___ DATA RECORDS ___

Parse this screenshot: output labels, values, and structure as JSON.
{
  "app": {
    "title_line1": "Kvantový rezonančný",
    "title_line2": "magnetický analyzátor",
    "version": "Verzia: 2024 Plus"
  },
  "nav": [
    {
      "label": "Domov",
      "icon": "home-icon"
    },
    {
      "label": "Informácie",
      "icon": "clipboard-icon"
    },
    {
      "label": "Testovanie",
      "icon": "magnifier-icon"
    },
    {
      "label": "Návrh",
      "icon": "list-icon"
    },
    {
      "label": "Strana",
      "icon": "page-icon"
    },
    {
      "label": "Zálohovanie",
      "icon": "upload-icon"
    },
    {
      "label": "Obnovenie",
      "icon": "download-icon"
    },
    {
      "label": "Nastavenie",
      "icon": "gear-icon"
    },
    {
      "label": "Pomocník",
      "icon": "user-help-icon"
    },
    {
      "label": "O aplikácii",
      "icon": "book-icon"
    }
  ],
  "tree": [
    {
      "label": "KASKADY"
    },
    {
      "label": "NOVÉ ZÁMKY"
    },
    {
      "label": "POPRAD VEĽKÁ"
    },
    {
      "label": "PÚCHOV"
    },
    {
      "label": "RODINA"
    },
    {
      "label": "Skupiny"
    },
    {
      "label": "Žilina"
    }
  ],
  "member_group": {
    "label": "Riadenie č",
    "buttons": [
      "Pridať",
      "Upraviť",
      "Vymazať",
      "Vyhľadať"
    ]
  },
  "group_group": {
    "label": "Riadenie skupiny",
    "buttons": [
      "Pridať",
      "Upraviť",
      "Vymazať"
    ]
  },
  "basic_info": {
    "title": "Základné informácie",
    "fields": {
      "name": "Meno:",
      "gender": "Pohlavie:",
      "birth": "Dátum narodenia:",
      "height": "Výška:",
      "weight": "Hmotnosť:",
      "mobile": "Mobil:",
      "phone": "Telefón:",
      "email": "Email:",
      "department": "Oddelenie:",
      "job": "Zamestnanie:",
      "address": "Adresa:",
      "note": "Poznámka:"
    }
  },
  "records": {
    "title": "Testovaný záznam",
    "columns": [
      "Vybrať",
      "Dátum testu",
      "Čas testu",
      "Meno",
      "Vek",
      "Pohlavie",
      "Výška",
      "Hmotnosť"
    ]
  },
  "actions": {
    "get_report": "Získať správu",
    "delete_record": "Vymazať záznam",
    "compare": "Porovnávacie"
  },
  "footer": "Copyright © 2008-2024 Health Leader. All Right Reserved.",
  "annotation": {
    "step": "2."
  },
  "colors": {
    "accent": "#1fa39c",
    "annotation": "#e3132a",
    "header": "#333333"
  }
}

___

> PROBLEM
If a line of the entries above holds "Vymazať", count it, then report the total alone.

> PROBLEM SOLUTION
3